Upon stepping through the memorial facade and into the church, the visitor emerges into the sanctuary, a composition of light-filled volumes modeled on the interior of St. Hripsime. A series of concave light coves, derived from the distinctive concave recesses on the exterior of the St. Hripsime, reflect the powerful Texas sunlight indirectly into the sanctuary, resulting in an ethereal quality of illumination. The doubly-curved plaster vaults that shape the interior space were fabricated in glass-fiber-reinforced gypsum directly from the architect’s computer model, through an innovative process developed by the Toronto-based manufacturer Formglas. The interior vaults are smooth and scaleless, with no visible lighting fixtures, air-conditioning registers or other contemporary technical details to interrupt luminous memory of the 1,400-year-old space of St. Hripsime suspended over the congregation.
The church is heated and cooled with a displacement climate control system, which uses a remotely located mechanical plant to introduce conditioned air at low velocity through floor registers located under the pews. The result is a silent interior, without mechanical vibration or the ambient sound of a conventional high velocity air conditioning system, providing a silent backdrop for the reverberant acoustics of traditional Armenian choral music.

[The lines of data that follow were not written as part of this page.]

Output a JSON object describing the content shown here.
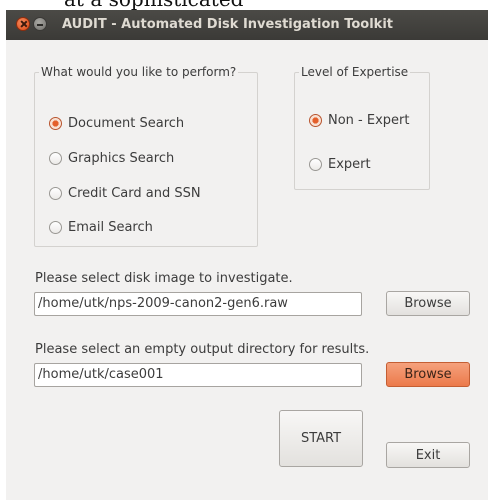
{
  "caption": {
    "text": "at a sophisticated"
  },
  "window": {
    "title": "AUDIT - Automated Disk Investigation Toolkit"
  },
  "perform_group": {
    "legend": "What would you like to perform?",
    "options": [
      {
        "label": "Document Search",
        "checked": true
      },
      {
        "label": "Graphics Search",
        "checked": false
      },
      {
        "label": "Credit Card and SSN",
        "checked": false
      },
      {
        "label": "Email Search",
        "checked": false
      }
    ]
  },
  "expertise_group": {
    "legend": "Level of Expertise",
    "options": [
      {
        "label": "Non - Expert",
        "checked": true
      },
      {
        "label": "Expert",
        "checked": false
      }
    ]
  },
  "disk_image": {
    "label": "Please select disk image to investigate.",
    "value": "/home/utk/nps-2009-canon2-gen6.raw",
    "browse_label": "Browse"
  },
  "output_dir": {
    "label": "Please select an empty output directory for results.",
    "value": "/home/utk/case001",
    "browse_label": "Browse"
  },
  "actions": {
    "start_label": "START",
    "exit_label": "Exit"
  },
  "colors": {
    "accent": "#e9753f",
    "titlebar": "#3c3b37",
    "window_bg": "#f2f1f0"
  }
}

St. Sarkis memorializes the ancient legacy of Armenian Christianity and the extraordinary strength, perseverance, and resilience of the Armenian people. It is a contemporary space, grounded in the present, that mourns the unimaginable multitude of martyrs of the recent past, while bearing an ancestral memory that harkens back to the origins of Christianity.
David Hotson, AIA, is the principal of David Hotson Architect, established in New York in 1991. Hotson’s projects include residential and institutional designs for private, corporate, and cultural clients. His work has been recognized with awards from the international Architizer A+ Awards program and the Best of Year Awards program from Interior Design Magazine. He is a graduate of the Yale School of Architecture.
Fiandre, a part of Iris Ceramica Group, is a global leader in the development and production of high-performance architectural surfaces for both interior and exterior applications. Headquartered in Castellarano, Italy, the company is renowned for its unmatched range of colors, textures, patterns and sizes of its finish materials including large-scale, lightweight porcelain slabs.